Who knew Maude Weisser is a tic-tac-toe shark? Or that Brandon McCarraher is victorious at 3D printing game board pieces? You see, in the Digital Modeling & Fabrication shop we are about having fun, in addition to jam-packed days of learning!
Brandon showing off his 3D printer game pieces.
With our semester progressing, we are all winning by learning software such as Rhino and Solidworks. However, machining programming can be found in G-coding and our introduction to CAD (computer aided design). The final output can be seen in our tic-tac-toe game boards, snap-fitting from fabricated aluminum rails by using the Tormach CNC milling machine that we have here in class.
The computer programming of the Tormach CNC.
The basic tools that lead to the understanding of automated processes.
Setting up and using the CNC machine.
Studying with our master-of-ceremonies machinist guru Dean Robinson, our game board creation instructor, we are introduced to advanced principals in addition to other DMF program modules.
During the beginning months of school Dean has introduced us to the Bridgeport mill and Southbend Lathe. These winning machines have been around for generations and, indeed, the real deal. A granted pre-cursor, these authentic machines are where our automated skills are heightened from. Early on, I realized that most everything manufactured with precision is related to these 2 tools in some way, shape, or form.

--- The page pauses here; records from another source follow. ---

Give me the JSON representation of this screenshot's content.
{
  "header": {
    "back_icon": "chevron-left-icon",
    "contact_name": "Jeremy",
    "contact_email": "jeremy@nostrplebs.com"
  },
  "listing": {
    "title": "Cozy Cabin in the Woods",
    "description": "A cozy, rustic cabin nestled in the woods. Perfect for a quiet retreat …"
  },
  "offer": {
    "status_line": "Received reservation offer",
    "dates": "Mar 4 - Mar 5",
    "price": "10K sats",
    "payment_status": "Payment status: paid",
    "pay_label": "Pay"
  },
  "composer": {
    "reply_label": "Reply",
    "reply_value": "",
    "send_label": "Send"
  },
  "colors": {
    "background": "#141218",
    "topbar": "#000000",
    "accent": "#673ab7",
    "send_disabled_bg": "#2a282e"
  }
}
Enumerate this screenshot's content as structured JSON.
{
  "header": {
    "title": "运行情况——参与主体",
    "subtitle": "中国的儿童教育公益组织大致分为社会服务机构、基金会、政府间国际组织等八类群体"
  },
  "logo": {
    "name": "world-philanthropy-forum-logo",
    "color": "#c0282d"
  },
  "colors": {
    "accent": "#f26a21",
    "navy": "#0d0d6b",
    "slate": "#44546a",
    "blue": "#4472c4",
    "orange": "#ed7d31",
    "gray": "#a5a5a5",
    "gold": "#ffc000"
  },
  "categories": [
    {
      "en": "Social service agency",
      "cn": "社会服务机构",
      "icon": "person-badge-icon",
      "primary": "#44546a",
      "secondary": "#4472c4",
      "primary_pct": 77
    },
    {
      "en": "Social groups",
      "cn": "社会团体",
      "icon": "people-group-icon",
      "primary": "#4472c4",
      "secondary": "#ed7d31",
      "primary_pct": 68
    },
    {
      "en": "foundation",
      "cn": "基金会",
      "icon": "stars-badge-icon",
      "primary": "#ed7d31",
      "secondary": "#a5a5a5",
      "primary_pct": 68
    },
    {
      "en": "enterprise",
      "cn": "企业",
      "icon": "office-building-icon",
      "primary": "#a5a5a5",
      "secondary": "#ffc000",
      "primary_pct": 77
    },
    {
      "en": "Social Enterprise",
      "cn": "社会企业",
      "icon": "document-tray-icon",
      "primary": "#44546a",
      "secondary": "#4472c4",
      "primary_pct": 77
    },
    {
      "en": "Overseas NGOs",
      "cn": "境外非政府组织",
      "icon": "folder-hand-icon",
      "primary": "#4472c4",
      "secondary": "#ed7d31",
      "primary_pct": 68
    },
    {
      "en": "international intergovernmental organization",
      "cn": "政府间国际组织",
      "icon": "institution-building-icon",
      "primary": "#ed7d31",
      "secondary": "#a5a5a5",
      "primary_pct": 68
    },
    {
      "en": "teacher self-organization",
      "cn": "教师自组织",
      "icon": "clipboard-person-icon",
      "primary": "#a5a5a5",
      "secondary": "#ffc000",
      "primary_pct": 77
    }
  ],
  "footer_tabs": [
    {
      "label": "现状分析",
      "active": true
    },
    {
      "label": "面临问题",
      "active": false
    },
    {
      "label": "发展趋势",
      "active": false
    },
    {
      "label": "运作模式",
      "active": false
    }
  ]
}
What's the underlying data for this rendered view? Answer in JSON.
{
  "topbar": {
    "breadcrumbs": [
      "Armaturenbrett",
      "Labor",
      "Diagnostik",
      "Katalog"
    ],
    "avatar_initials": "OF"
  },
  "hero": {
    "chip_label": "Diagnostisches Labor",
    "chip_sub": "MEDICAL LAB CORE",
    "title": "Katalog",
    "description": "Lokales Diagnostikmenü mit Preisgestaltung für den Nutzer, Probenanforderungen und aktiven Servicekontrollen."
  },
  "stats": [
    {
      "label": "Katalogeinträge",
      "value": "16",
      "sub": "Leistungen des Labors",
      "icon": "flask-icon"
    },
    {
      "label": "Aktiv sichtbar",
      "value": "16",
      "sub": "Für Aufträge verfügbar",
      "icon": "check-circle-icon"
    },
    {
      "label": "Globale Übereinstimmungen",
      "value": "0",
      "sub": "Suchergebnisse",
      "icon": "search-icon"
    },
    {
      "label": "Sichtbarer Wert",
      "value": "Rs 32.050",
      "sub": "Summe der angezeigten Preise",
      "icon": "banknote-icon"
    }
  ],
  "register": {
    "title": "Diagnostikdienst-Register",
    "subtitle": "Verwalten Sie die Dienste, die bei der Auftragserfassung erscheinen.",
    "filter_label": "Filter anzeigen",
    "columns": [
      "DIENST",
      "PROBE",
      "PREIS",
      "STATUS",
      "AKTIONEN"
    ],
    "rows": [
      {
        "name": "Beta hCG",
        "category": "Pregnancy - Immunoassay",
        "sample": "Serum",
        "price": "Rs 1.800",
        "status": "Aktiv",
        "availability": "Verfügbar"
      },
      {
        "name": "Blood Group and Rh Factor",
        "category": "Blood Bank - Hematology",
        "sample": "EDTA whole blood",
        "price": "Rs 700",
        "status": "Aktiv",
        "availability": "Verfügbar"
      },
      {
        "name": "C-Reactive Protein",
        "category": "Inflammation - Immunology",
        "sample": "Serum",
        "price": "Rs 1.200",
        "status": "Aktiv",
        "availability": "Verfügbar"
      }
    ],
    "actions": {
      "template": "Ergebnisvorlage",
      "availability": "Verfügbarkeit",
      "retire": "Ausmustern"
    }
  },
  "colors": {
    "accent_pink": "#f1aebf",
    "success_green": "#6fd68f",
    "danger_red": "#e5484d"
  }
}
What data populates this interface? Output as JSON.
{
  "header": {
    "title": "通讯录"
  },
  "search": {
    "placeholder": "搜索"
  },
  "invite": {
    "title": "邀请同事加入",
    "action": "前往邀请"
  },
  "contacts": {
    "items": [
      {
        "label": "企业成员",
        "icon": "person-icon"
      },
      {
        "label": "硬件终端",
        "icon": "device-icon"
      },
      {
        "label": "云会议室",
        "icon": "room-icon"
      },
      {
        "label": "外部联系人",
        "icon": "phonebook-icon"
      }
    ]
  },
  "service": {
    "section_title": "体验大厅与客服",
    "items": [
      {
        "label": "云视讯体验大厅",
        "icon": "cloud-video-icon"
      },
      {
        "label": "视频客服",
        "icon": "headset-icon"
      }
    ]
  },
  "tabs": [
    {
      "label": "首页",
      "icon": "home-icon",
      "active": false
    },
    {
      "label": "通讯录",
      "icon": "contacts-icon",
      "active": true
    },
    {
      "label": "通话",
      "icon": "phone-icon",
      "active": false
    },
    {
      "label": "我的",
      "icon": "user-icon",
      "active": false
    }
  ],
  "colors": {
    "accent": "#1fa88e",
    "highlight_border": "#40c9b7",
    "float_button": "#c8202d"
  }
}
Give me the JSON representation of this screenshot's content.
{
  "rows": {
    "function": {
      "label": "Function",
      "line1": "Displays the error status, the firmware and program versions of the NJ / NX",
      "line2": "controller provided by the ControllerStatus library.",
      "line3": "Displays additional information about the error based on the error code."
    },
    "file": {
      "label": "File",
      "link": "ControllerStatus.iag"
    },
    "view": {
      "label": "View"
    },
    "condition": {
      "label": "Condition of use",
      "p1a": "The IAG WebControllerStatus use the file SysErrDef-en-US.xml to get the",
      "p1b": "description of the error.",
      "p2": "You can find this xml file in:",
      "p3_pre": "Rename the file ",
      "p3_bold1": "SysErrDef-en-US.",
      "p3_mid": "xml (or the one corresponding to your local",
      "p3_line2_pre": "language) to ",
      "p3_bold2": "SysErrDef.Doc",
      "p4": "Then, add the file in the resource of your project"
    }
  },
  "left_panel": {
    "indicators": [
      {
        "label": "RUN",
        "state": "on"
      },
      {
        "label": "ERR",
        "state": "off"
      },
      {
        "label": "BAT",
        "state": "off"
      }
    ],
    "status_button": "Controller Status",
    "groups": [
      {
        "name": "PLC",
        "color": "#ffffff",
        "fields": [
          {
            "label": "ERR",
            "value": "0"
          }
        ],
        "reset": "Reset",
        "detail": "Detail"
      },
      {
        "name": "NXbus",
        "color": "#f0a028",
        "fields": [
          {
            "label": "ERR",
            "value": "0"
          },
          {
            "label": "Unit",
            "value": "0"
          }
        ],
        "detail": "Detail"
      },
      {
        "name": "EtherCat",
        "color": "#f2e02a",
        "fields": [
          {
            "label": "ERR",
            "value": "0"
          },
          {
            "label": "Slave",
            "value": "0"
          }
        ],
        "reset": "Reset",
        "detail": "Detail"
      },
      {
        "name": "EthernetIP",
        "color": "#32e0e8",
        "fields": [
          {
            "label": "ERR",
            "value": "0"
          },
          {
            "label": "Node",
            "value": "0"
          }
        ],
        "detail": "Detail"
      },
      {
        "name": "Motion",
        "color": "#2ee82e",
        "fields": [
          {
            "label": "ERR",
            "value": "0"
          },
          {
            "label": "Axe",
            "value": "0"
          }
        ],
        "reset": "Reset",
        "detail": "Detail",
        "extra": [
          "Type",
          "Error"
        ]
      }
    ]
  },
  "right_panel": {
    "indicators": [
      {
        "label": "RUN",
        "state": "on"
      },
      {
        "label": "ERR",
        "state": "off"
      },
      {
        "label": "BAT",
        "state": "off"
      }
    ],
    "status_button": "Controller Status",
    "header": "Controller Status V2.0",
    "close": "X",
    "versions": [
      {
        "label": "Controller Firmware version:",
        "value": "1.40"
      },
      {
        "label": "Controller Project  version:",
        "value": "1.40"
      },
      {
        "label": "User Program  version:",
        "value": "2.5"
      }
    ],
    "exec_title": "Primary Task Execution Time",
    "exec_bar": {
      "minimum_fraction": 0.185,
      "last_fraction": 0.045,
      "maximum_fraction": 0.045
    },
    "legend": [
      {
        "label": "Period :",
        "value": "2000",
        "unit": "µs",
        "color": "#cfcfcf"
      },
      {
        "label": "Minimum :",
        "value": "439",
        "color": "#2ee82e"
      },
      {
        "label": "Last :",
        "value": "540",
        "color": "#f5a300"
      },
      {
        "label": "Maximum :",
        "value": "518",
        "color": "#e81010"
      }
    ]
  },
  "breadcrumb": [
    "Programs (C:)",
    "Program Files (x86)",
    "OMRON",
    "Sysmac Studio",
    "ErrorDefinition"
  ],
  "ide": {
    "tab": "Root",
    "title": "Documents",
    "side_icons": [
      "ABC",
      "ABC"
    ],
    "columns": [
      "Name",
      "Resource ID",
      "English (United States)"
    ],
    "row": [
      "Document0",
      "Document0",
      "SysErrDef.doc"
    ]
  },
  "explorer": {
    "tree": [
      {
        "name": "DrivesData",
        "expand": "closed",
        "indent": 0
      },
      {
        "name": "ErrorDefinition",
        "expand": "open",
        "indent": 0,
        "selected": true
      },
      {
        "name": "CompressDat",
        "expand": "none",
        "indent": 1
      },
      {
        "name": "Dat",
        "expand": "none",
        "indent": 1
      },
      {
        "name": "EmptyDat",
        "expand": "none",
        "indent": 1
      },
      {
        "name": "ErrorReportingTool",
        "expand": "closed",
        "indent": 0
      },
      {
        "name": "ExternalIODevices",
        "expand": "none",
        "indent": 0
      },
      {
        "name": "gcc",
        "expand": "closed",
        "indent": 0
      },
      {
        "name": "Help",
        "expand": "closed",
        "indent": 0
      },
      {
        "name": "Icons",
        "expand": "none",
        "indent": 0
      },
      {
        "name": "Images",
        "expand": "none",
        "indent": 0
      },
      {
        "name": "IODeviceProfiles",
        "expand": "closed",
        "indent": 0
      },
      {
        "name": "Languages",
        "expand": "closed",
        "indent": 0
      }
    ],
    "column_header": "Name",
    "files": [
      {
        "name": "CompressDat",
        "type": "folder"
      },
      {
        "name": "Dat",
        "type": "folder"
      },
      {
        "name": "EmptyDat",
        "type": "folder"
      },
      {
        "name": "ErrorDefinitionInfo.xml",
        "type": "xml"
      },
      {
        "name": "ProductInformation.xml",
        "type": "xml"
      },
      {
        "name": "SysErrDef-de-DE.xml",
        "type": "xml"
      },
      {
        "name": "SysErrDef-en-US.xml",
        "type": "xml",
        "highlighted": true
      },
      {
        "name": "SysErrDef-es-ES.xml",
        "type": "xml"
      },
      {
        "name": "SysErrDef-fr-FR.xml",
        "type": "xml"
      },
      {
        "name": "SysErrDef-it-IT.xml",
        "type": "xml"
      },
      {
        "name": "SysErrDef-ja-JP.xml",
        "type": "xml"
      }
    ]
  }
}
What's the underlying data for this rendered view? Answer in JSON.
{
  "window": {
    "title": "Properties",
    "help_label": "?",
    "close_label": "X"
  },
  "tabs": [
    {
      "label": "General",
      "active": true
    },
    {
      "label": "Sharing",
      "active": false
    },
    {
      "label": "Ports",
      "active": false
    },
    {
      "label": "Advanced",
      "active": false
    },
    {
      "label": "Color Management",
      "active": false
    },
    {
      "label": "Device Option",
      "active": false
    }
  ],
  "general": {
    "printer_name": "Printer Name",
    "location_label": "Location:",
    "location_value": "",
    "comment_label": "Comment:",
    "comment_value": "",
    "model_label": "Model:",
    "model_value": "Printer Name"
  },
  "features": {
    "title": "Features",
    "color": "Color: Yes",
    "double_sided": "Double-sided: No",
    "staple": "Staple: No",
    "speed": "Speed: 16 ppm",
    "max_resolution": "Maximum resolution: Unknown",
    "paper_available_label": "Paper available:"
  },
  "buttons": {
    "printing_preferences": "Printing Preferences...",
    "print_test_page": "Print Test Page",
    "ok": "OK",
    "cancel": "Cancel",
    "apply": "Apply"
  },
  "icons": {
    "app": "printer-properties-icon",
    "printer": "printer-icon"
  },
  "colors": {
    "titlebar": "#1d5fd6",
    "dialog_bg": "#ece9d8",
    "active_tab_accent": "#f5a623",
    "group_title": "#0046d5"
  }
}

Now progressing onto advanced machining, we are being taught G-code as a strong root element when fabricating with advanced CNC (computer numerical control) principals. I know that within my creating and working years ahead, I will steadfastly refer back to this methodical approach. I will be able to troubleshoot and fix any root issue caused in CNC programming for a successful result.
Greg and Malcolm working with Dean on the CNC machines.
It may be all fun-and-games on the surface, but underlying is the teachings of the 4-quadrant coordinate system relating to the X, Y, and Z axis. This, my friend, is the key component when participating in the world of CNC.
I feel grateful to be studying with Dean. A big proponent of my decision to attend IYRS was to study with this amazing fabricator! A fellow sailor himself, we often laugh about sailing stories while finding humor in the classroom every day we work together. I must say that in every class, it’s certain that you will hear his astute, generous and infectious laughter. It’s a win-win when you are learning cutting edge skills and with a light-hearted, productive tone.
Dean’s background in designing sailboat standing-rigging components and sail-reefing designs for the marine industry and is a side-conversation trophy in class. As my student career progresses, I appreciate the precision and techniques that Dean is seasoned with and to hear his experiences of what it’s like in the marine and fabrication world after IYRS.
Brandon monitoring the 3D printing of his game pieces.
Circling back to the game and this class module, I now have a new appreciation of what seems like a simple game of tic-tac toe fabricated from rudimentary programming principals.
Tom and Brandon having a little Tic Tac Toe competition.
Thanks Dean for the strategic moves and to my classmate, Maude, for letting me win some of our matches, once in a while!
Completed game board.
Brandon's completed game pieces.